■ **Dataset records**:
-- Opening Marker --

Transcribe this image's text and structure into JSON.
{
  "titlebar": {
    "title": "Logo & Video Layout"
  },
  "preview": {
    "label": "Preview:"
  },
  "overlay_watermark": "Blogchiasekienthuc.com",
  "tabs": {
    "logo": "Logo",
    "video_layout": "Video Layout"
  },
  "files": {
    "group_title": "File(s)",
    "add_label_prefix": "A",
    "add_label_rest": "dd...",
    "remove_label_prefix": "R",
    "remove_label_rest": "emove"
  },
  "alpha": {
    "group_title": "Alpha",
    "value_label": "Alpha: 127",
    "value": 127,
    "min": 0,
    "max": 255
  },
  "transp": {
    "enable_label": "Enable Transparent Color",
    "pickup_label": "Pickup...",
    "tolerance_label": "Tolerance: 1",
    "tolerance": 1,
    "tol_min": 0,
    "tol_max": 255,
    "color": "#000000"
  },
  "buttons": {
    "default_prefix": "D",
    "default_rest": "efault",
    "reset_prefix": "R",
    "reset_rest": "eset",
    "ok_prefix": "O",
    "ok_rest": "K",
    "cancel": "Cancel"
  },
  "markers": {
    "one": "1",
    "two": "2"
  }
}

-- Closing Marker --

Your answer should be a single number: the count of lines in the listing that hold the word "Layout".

■ **Output for this task**: 2